§ What is expected: Copy the full listing exactly.

[Opening Data shown section]

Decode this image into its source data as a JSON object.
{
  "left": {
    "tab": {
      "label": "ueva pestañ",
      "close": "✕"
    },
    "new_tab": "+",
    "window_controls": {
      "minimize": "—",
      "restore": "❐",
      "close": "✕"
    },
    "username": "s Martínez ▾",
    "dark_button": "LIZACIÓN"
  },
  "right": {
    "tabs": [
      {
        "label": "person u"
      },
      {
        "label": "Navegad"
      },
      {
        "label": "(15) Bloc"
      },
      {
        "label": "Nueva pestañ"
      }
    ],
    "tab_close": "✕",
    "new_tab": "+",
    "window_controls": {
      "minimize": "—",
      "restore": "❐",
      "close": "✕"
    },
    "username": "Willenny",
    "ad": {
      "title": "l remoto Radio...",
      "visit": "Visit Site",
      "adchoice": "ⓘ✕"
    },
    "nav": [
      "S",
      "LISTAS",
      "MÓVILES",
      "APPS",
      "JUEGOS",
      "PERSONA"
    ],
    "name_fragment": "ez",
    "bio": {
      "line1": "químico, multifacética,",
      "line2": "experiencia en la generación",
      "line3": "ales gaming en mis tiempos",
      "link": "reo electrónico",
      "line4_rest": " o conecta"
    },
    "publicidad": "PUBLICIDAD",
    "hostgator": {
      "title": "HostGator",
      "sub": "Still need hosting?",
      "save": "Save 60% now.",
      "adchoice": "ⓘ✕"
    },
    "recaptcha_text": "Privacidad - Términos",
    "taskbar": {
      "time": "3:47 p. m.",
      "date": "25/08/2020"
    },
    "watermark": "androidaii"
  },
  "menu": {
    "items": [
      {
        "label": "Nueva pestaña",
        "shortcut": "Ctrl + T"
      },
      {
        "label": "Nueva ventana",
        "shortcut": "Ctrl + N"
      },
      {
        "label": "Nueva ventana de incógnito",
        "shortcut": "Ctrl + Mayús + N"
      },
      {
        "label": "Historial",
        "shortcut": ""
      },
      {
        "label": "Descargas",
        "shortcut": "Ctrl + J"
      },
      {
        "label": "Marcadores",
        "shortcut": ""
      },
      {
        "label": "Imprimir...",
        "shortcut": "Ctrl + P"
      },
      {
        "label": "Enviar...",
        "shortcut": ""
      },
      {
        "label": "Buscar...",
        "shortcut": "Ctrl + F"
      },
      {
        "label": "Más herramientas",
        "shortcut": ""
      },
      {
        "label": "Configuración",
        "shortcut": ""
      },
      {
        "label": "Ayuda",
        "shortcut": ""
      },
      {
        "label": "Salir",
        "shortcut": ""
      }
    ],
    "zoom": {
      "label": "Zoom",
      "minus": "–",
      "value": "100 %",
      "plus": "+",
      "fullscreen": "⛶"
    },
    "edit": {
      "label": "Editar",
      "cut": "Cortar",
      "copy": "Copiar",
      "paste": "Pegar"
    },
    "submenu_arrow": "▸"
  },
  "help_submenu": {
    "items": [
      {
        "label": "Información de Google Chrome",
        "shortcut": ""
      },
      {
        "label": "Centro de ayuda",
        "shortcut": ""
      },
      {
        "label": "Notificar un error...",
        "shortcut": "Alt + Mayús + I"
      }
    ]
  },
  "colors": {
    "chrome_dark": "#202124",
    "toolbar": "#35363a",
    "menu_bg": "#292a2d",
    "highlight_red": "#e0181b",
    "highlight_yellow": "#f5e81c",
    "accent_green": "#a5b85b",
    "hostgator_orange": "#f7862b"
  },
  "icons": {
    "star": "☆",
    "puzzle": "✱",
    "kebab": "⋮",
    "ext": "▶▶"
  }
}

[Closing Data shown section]

§ Output:
Decode this image into its source data as a JSON object.
{
  "left": {
    "tab": {
      "label": "ueva pestañ",
      "close": "✕"
    },
    "new_tab": "+",
    "window_controls": {
      "minimize": "—",
      "restore": "❐",
      "close": "✕"
    },
    "username": "s Martínez ▾",
    "dark_button": "LIZACIÓN"
  },
  "right": {
    "tabs": [
      {
        "label": "person u"
      },
      {
        "label": "Navegad"
      },
      {
        "label": "(15) Bloc"
      },
      {
        "label": "Nueva pestañ"
      }
    ],
    "tab_close": "✕",
    "new_tab": "+",
    "window_controls": {
      "minimize": "—",
      "restore": "❐",
      "close": "✕"
    },
    "username": "Willenny",
    "ad": {
      "title": "l remoto Radio...",
      "visit": "Visit Site",
      "adchoice": "ⓘ✕"
    },
    "nav": [
      "S",
      "LISTAS",
      "MÓVILES",
      "APPS",
      "JUEGOS",
      "PERSONA"
    ],
    "name_fragment": "ez",
    "bio": {
      "line1": "químico, multifacética,",
      "line2": "experiencia en la generación",
      "line3": "ales gaming en mis tiempos",
      "link": "reo electrónico",
      "line4_rest": " o conecta"
    },
    "publicidad": "PUBLICIDAD",
    "hostgator": {
      "title": "HostGator",
      "sub": "Still need hosting?",
      "save": "Save 60% now.",
      "adchoice": "ⓘ✕"
    },
    "recaptcha_text": "Privacidad - Términos",
    "taskbar": {
      "time": "3:47 p. m.",
      "date": "25/08/2020"
    },
    "watermark": "androidaii"
  },
  "menu": {
    "items": [
      {
        "label": "Nueva pestaña",
        "shortcut": "Ctrl + T"
      },
      {
        "label": "Nueva ventana",
        "shortcut": "Ctrl + N"
      },
      {
        "label": "Nueva ventana de incógnito",
        "shortcut": "Ctrl + Mayús + N"
      },
      {
        "label": "Historial",
        "shortcut": ""
      },
      {
        "label": "Descargas",
        "shortcut": "Ctrl + J"
      },
      {
        "label": "Marcadores",
        "shortcut": ""
      },
      {
        "label": "Imprimir...",
        "shortcut": "Ctrl + P"
      },
      {
        "label": "Enviar...",
        "shortcut": ""
      },
      {
        "label": "Buscar...",
        "shortcut": "Ctrl + F"
      },
      {
        "label": "Más herramientas",
        "shortcut": ""
      },
      {
        "label": "Configuración",
        "shortcut": ""
      },
      {
        "label": "Ayuda",
        "shortcut": ""
      },
      {
        "label": "Salir",
        "shortcut": ""
      }
    ],
    "zoom": {
      "label": "Zoom",
      "minus": "–",
      "value": "100 %",
      "plus": "+",
      "fullscreen": "⛶"
    },
    "edit": {
      "label": "Editar",
      "cut": "Cortar",
      "copy": "Copiar",
      "paste": "Pegar"
    },
    "submenu_arrow": "▸"
  },
  "help_submenu": {
    "items": [
      {
        "label": "Información de Google Chrome",
        "shortcut": ""
      },
      {
        "label": "Centro de ayuda",
        "shortcut": ""
      },
      {
        "label": "Notificar un error...",
        "shortcut": "Alt + Mayús + I"
      }
    ]
  },
  "colors": {
    "chrome_dark": "#202124",
    "toolbar": "#35363a",
    "menu_bg": "#292a2d",
    "highlight_red": "#e0181b",
    "highlight_yellow": "#f5e81c",
    "accent_green": "#a5b85b",
    "hostgator_orange": "#f7862b"
  },
  "icons": {
    "star": "☆",
    "puzzle": "✱",
    "kebab": "⋮",
    "ext": "▶▶"
  }
}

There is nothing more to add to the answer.